• [EXERCISE REQUIREMENTS]:
Could you filter the records below and return each line that holds "Apply"?

• [DATASET]:
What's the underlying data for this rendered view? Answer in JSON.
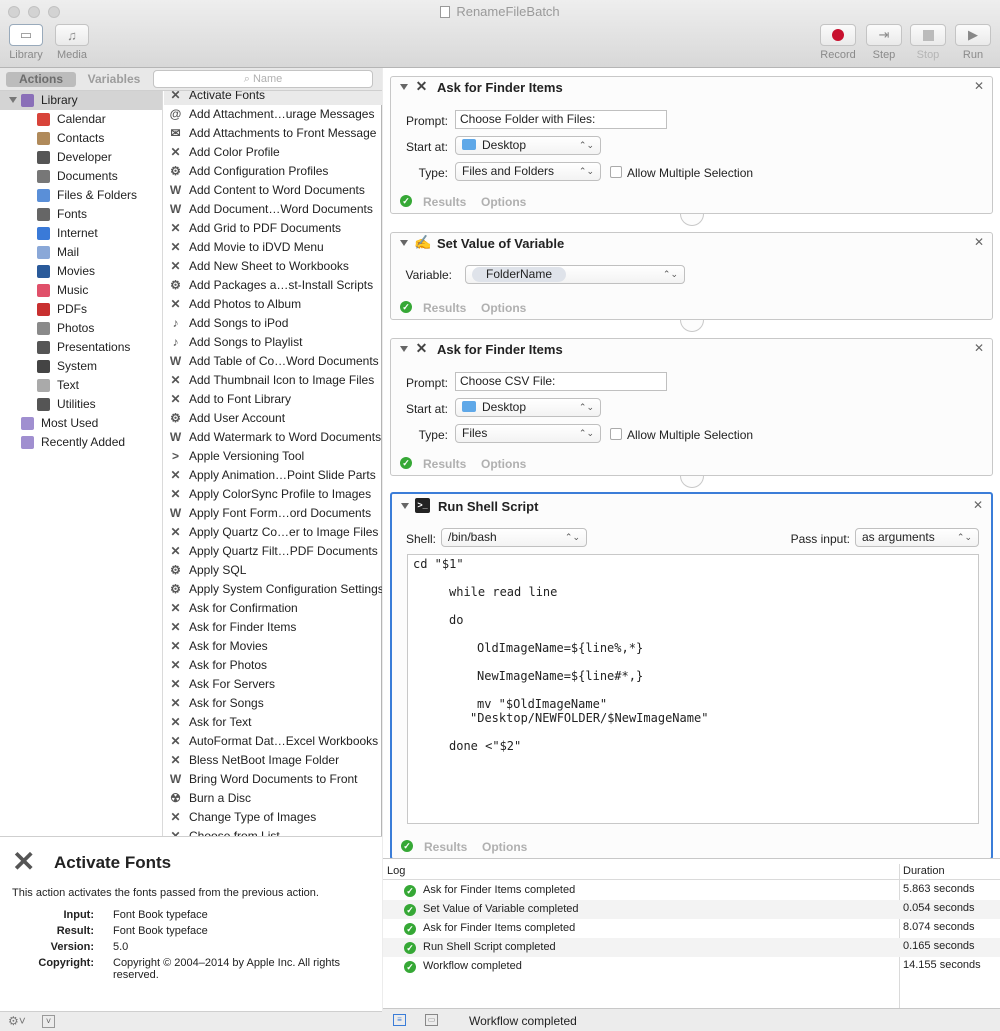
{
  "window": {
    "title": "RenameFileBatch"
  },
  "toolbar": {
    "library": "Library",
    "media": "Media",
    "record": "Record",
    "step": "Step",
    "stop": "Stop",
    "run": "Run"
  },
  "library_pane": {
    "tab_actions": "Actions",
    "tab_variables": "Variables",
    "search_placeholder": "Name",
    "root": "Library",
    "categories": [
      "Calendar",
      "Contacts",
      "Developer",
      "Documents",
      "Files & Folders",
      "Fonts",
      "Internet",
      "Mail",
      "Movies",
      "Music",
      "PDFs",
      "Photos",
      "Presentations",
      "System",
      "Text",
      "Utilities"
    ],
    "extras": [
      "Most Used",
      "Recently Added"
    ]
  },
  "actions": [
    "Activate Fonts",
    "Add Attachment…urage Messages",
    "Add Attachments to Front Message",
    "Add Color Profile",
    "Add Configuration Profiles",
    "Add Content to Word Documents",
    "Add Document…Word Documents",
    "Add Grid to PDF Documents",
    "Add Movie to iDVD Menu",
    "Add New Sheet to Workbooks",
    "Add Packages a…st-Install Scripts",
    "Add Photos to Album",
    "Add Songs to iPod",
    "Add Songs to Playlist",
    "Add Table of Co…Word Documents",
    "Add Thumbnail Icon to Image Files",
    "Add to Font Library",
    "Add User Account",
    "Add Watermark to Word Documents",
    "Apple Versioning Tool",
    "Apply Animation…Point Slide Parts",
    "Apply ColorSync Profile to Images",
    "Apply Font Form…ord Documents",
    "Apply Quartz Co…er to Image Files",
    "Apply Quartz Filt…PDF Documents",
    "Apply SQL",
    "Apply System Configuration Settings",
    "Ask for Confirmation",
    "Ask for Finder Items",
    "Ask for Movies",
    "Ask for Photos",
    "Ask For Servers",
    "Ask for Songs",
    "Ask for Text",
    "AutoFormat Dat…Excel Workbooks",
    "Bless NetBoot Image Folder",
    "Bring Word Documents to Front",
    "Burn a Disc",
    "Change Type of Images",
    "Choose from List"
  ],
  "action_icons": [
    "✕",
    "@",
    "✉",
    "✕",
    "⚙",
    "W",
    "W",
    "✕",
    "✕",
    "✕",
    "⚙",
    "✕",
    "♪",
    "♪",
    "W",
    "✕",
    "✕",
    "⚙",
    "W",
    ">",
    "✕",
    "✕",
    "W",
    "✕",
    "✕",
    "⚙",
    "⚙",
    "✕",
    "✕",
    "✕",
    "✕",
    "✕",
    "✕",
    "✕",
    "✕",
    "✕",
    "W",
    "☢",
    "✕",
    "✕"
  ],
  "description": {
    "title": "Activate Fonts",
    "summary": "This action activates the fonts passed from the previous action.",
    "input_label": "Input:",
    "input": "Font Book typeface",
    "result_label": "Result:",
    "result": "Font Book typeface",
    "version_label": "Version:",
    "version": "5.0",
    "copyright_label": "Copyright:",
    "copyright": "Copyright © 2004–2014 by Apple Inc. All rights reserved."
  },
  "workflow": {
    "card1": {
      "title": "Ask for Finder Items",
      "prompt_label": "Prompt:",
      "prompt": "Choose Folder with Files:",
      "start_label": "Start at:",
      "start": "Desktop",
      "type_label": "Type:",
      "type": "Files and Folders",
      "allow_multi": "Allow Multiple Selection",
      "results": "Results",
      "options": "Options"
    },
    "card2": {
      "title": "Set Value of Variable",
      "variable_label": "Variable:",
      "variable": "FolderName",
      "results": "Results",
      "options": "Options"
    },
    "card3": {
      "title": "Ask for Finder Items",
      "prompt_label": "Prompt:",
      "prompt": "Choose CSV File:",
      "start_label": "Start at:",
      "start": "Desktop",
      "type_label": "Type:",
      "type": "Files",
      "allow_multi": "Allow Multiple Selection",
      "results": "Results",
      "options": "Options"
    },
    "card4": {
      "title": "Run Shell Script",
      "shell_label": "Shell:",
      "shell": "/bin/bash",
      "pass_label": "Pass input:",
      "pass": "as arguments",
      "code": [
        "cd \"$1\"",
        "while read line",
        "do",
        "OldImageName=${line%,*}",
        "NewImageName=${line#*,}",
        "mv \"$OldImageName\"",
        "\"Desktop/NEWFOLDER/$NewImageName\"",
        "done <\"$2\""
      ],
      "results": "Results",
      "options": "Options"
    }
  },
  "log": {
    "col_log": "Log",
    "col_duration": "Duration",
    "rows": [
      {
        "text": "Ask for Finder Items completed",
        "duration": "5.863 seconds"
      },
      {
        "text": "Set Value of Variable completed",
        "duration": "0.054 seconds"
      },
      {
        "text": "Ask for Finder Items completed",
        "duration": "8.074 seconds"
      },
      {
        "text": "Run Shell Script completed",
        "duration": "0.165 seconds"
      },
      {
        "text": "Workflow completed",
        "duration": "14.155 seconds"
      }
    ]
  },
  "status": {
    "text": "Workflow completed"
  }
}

• [ANSWER SECTION]:
    "Apply Animation…Point Slide Parts",
    "Apply ColorSync Profile to Images",
    "Apply Font Form…ord Documents",
    "Apply Quartz Co…er to Image Files",
    "Apply Quartz Filt…PDF Documents",
    "Apply SQL",
    "Apply System Configuration Settings",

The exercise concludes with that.